Date of Award


Degree Type


Degree Name

Doctor of Philosophy (PhD)

Graduate Group

Operations & Information Management

First Advisor

Katherine L. Milkman


This dissertation is on topics in behavioral economics. It contains two chapters that are methodologically and topically distinct.

The first chapter is entitled “Quitting: The Downside of Great Expectations in Competitions.” This research examines ranked professional athletes who compare themselves with their opponents. Athletes with better rankings than their competitors are called “favorites” and are expected to win. Athletes with worse rankings than their competitors are called “underdogs” and are expected to lose.
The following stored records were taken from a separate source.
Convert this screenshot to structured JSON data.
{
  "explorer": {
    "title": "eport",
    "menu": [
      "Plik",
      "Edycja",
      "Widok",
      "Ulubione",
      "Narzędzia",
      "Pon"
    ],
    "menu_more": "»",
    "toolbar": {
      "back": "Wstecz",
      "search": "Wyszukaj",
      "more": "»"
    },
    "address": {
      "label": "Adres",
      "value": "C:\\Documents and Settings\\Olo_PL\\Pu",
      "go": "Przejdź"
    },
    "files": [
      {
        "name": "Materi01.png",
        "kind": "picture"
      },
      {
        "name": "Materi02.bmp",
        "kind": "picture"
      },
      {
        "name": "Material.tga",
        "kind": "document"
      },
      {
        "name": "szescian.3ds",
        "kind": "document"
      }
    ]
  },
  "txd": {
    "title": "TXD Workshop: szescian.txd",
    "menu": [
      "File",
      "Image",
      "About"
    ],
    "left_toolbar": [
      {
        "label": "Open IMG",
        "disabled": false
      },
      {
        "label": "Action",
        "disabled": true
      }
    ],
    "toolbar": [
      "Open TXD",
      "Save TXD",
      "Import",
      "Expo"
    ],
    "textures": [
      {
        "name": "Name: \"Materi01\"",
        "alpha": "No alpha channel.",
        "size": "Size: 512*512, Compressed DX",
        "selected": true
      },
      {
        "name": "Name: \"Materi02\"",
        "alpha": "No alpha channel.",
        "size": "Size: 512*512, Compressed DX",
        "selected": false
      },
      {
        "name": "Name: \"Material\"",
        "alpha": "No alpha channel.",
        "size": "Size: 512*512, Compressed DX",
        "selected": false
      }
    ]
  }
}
Favorites enjoy many advantages over other competitors, but this chapter demonstrates that favorites are also more likely to quit in competition than underdogs. This is particularly true when competitors face adversity. When favorites begin to lose, they may attempt to save face by quitting, and thereby manage the impressions that others form of them. This chapter reports on an analysis of 328,425 men’s professional tennis matches and demonstrates that favorites are discontinuously more likely to quit mid-match than underdogs. It also contains results from surveys and interviews of athletes that support an impression management account for the observed quitting pattern.

The second chapter in this dissertation is entitled “The Role of Incentive Salience in Habit Formation.” This research consists of analysis of data from a behavioral intervention related to exercise. In this intervention, pedometer wearers received incentives for every step they took over the course of a two week period. Users were randomly assigned to a “salient” condition, in which incentives were announced and explained in repeated emails, and a “non-salient” condition, in which information about incentives could be easily accessed, but was not sent to users via email. The purpose of the experiment was to compare the average daily steps in the “salient” and the “non-salient” conditions after the intervention period concluded to determine if longer-lasting post-intervention walking habits were induced when enhanced incentives were highlighted. Results indicate that the salience manipulation was successful and led to greater daily steps during the intervention, and to habits that persisted after the end of the intervention.

Together, the chapters in this dissertation contribute to the substantial and growing literature on individual decision making.